Dataset rows describing interfaces:
--------------------------------

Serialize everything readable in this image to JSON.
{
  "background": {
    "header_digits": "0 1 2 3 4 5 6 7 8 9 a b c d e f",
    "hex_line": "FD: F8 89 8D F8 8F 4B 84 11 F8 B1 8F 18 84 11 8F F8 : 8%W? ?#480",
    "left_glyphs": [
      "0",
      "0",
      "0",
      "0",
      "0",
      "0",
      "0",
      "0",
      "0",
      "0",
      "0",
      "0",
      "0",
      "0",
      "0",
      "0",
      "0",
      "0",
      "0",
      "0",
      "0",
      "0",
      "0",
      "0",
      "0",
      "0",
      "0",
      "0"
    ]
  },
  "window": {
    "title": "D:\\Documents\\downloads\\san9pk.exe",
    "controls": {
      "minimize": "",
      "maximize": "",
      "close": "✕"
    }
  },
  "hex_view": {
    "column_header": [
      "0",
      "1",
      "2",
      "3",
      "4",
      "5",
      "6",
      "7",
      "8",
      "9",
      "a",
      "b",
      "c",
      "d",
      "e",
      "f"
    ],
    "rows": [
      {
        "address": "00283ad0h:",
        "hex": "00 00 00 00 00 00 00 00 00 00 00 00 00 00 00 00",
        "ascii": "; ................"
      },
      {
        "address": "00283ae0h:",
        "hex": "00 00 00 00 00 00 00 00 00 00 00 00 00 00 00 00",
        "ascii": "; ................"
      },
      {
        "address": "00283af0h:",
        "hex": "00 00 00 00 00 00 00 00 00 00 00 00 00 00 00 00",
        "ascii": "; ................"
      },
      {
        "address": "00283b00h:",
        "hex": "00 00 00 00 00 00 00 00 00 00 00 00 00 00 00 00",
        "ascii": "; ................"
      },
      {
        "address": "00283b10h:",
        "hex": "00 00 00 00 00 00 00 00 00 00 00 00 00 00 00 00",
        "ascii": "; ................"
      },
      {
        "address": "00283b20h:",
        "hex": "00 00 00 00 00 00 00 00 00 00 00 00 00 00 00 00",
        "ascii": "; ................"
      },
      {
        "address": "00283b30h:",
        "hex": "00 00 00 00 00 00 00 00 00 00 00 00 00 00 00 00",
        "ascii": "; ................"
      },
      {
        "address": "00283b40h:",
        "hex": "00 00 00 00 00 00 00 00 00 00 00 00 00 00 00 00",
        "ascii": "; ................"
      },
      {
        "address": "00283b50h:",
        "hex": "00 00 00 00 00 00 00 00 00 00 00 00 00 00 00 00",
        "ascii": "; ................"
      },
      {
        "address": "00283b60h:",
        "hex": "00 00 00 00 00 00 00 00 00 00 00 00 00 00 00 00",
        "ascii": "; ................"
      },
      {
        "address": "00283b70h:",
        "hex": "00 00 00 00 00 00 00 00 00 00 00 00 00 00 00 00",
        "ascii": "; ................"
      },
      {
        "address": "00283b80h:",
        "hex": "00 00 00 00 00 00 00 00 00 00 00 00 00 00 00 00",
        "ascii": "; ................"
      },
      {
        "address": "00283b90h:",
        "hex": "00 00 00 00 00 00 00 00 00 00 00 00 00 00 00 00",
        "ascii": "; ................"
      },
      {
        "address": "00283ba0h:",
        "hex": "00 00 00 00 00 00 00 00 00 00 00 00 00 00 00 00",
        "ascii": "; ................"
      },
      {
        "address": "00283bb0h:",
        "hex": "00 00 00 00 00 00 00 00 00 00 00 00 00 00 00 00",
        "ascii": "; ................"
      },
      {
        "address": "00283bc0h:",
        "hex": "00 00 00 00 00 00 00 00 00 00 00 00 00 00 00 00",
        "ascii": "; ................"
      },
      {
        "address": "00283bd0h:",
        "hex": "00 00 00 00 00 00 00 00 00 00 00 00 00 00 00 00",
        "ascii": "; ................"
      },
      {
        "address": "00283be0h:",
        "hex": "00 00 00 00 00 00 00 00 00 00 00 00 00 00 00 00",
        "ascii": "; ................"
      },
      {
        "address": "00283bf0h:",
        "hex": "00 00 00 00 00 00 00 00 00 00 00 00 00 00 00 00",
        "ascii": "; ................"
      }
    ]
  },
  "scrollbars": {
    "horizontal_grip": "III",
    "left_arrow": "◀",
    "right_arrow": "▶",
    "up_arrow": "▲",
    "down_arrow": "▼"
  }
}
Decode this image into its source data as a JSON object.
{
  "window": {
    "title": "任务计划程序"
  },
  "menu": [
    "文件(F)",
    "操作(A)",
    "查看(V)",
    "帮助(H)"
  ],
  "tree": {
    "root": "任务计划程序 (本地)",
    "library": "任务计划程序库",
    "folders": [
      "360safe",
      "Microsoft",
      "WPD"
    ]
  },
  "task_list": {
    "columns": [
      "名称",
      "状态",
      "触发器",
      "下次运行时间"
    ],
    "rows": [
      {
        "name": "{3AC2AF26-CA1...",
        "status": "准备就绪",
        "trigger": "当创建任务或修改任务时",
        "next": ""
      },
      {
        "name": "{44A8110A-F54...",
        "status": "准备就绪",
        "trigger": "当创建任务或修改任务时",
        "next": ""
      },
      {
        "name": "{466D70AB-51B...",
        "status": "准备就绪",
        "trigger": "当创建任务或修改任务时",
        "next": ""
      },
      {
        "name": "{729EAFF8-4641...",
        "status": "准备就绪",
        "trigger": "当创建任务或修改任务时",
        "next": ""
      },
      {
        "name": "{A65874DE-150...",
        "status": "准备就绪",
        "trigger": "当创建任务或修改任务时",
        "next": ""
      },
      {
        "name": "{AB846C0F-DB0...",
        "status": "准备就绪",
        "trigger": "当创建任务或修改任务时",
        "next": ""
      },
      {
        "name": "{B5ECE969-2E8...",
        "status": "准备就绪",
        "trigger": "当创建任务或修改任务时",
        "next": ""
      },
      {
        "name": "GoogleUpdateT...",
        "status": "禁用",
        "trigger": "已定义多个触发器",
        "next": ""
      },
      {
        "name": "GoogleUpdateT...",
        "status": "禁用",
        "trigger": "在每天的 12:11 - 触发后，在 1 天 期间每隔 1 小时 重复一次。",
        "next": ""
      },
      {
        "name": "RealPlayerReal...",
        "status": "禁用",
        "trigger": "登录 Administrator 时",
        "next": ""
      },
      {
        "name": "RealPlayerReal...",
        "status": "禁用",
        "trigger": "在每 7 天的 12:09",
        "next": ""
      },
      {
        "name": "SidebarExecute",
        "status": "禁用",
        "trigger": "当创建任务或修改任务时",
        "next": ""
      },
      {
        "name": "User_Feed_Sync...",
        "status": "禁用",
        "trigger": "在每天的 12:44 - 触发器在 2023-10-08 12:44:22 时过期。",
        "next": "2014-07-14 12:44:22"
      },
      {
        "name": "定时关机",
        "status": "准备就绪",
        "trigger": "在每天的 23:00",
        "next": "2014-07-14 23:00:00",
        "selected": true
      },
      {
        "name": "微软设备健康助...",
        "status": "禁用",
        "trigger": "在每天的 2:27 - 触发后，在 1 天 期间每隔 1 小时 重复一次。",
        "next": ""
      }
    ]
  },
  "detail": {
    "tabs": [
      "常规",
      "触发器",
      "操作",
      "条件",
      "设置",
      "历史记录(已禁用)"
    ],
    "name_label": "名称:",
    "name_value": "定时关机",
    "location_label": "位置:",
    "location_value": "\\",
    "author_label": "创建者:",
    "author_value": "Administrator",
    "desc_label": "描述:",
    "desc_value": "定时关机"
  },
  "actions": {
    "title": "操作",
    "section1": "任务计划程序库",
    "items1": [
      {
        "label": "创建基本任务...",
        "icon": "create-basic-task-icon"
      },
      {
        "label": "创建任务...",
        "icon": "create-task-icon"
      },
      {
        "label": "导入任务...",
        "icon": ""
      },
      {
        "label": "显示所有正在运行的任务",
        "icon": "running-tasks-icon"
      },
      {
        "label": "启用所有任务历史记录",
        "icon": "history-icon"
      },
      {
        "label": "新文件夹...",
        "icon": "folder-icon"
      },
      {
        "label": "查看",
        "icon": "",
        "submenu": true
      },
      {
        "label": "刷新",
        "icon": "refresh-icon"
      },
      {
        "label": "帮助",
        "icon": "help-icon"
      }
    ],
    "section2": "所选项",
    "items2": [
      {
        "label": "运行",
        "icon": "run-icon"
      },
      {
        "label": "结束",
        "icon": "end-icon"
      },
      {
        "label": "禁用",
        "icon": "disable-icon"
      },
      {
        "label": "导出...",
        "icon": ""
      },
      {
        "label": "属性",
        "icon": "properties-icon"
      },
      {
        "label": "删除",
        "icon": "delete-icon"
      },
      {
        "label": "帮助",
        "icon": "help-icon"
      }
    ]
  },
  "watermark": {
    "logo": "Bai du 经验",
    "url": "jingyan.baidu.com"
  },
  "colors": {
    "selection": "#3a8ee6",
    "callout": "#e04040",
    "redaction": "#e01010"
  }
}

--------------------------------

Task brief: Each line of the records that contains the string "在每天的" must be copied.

Output of the exercise:
        "trigger": "在每天的 12:11 - 触发后，在 1 天 期间每隔 1 小时 重复一次。",
        "trigger": "在每天的 12:44 - 触发器在 2023-10-08 12:44:22 时过期。",
        "trigger": "在每天的 23:00",
        "trigger": "在每天的 2:27 - 触发后，在 1 天 期间每隔 1 小时 重复一次。",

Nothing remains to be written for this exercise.